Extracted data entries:
= = = = =
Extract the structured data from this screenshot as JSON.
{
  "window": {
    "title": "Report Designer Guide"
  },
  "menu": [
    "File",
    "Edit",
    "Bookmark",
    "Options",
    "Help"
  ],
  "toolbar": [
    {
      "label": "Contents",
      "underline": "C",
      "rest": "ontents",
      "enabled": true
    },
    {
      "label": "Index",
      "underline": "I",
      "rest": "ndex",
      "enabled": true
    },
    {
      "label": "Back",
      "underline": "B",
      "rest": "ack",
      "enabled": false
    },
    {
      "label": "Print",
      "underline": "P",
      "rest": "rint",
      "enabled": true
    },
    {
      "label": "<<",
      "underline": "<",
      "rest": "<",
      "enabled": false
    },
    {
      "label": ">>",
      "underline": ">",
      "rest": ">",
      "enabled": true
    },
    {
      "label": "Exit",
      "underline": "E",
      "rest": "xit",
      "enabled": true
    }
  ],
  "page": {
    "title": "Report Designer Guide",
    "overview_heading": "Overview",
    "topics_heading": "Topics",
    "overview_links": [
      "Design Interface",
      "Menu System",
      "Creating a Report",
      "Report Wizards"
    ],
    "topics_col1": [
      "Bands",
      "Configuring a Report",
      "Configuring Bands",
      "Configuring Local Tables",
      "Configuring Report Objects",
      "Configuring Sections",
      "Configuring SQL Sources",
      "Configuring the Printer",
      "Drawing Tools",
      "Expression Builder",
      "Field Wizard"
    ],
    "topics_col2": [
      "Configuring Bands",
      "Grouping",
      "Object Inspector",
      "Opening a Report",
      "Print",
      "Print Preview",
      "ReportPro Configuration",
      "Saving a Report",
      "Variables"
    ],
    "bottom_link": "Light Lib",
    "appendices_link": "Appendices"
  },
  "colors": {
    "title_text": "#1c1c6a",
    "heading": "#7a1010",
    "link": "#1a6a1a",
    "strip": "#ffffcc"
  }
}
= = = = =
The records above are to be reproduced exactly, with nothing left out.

-- SOLUTION TO THIS TASK --
Extract the structured data from this screenshot as JSON.
{
  "window": {
    "title": "Report Designer Guide"
  },
  "menu": [
    "File",
    "Edit",
    "Bookmark",
    "Options",
    "Help"
  ],
  "toolbar": [
    {
      "label": "Contents",
      "underline": "C",
      "rest": "ontents",
      "enabled": true
    },
    {
      "label": "Index",
      "underline": "I",
      "rest": "ndex",
      "enabled": true
    },
    {
      "label": "Back",
      "underline": "B",
      "rest": "ack",
      "enabled": false
    },
    {
      "label": "Print",
      "underline": "P",
      "rest": "rint",
      "enabled": true
    },
    {
      "label": "<<",
      "underline": "<",
      "rest": "<",
      "enabled": false
    },
    {
      "label": ">>",
      "underline": ">",
      "rest": ">",
      "enabled": true
    },
    {
      "label": "Exit",
      "underline": "E",
      "rest": "xit",
      "enabled": true
    }
  ],
  "page": {
    "title": "Report Designer Guide",
    "overview_heading": "Overview",
    "topics_heading": "Topics",
    "overview_links": [
      "Design Interface",
      "Menu System",
      "Creating a Report",
      "Report Wizards"
    ],
    "topics_col1": [
      "Bands",
      "Configuring a Report",
      "Configuring Bands",
      "Configuring Local Tables",
      "Configuring Report Objects",
      "Configuring Sections",
      "Configuring SQL Sources",
      "Configuring the Printer",
      "Drawing Tools",
      "Expression Builder",
      "Field Wizard"
    ],
    "topics_col2": [
      "Configuring Bands",
      "Grouping",
      "Object Inspector",
      "Opening a Report",
      "Print",
      "Print Preview",
      "ReportPro Configuration",
      "Saving a Report",
      "Variables"
    ],
    "bottom_link": "Light Lib",
    "appendices_link": "Appendices"
  },
  "colors": {
    "title_text": "#1c1c6a",
    "heading": "#7a1010",
    "link": "#1a6a1a",
    "strip": "#ffffcc"
  }
}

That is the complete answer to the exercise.